Diary of Juan Labrador, O.P.

February 15-29, 1944

The worries, distress and school problems, aggravated by lack of food, have drained my strength, and I had to go to Laguna to recover some vigor from the fresh breeze and nourishment offered by this province. These towns northeast of Makiling are the most peaceful in the archipelago. The guerrillas had already taken refuge in the mountains several months ago, or had returned to their homes, reconciled but not appeased, waiting for further developments. The more zealous groups have settled in the mountains at the opposite coast of Makiling, from where they descend and prey upon the lowland towns, though infrequently, ambushing trucks and destroying army trains.

The bandits of Cavite are the only ones showing signs of happenings all throughout the country. They steal domestic animals, crops, farm equipment, rails and rail ties, electric wires, laundry clothes and even the clothes on persons’ backs.

The Commander of the Constabulary of Calamba called up the El Real Plantation where I was vacationing asking for a truck to transport a contingent to the nearby town of Santa Rosa where the bandits were attacking an outpost. When the driver returned, he was pale and frightened, recounting the fierce battle he witnessed. We did not know what happened and what the casualties were.

I have noted two things in the south. First, that laborers do not want to work in the fields or in factories. They say that their wages would not suffice even if it were doubled, what with rice costing ₱12.00 a ganta and sugar about that much per kilo. Unless they are given these commodities, they will not work.
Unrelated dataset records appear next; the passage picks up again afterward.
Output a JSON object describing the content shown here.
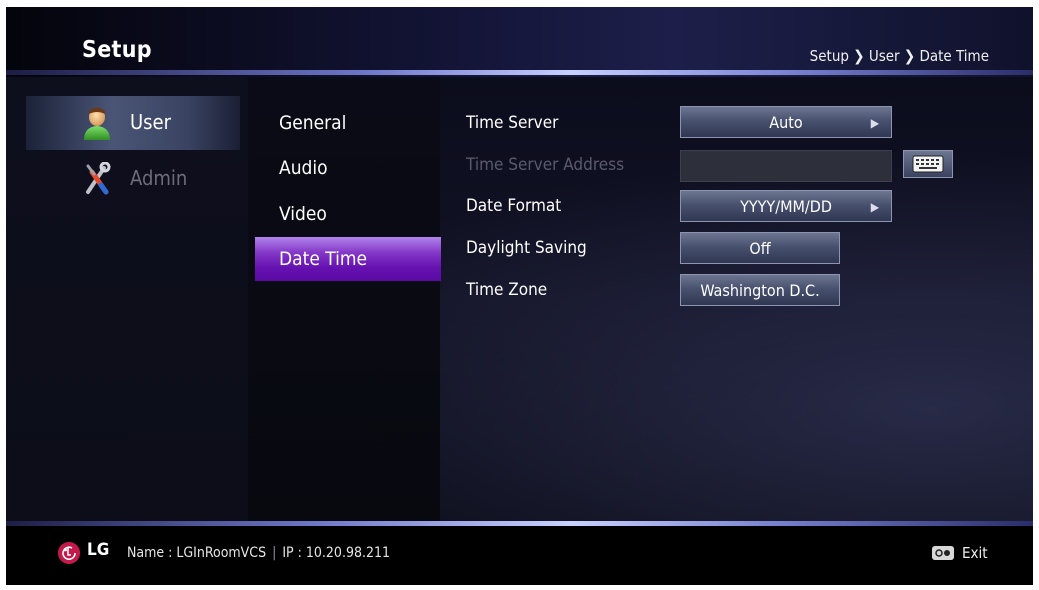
{
  "header": {
    "title": "Setup",
    "breadcrumb": "Setup ❯ User ❯ Date Time"
  },
  "user_menu": [
    {
      "label": "User",
      "icon": "user-icon",
      "selected": true
    },
    {
      "label": "Admin",
      "icon": "tools-icon",
      "selected": false
    }
  ],
  "submenu": [
    {
      "label": "General",
      "selected": false
    },
    {
      "label": "Audio",
      "selected": false
    },
    {
      "label": "Video",
      "selected": false
    },
    {
      "label": "Date Time",
      "selected": true
    }
  ],
  "settings": {
    "time_server": {
      "label": "Time Server",
      "value": "Auto"
    },
    "time_server_address": {
      "label": "Time Server Address",
      "value": "",
      "disabled": true
    },
    "date_format": {
      "label": "Date Format",
      "value": "YYYY/MM/DD"
    },
    "daylight_saving": {
      "label": "Daylight Saving",
      "value": "Off"
    },
    "time_zone": {
      "label": "Time Zone",
      "value": "Washington D.C."
    }
  },
  "footer": {
    "brand": "LG",
    "status": "Name : LGInRoomVCS",
    "ip": "IP : 10.20.98.211",
    "exit_label": "Exit"
  },
  "colors": {
    "accent_purple": "#7a2ec7",
    "button_face": "#48516e",
    "lg_red": "#c4194a"
  }
}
The Army was expecting this year’s sugar cane yield to be high, but the harvest did not reach even a tenth of the past year’s harvests. After a serious dissappoinment in the failure of the cotton experiment, the military authorities launched a feverish campaign in favor of sugar cane as they are fast running short of alcohol for fuel. The Sugar Association which was commissioned by the military to produce and distribute sugar announced that it would pay ₱16.00 a picul of actual harvests, and that the planters could buy their sugar equivalent to 10% of their production from the Association at ₱35.00 a picul at the black market. How would you expect them to be interested in the Association’s offer?

Another noteworthy development is the intensity of preparations for defense which the Japanese are making around Manila. From Muntinlupa to Caloocan are being constructed a chain of airfields and a small Maginot line from north to south through the towns surrounding the city. It is evident that they are taking the invasion threat very seriously.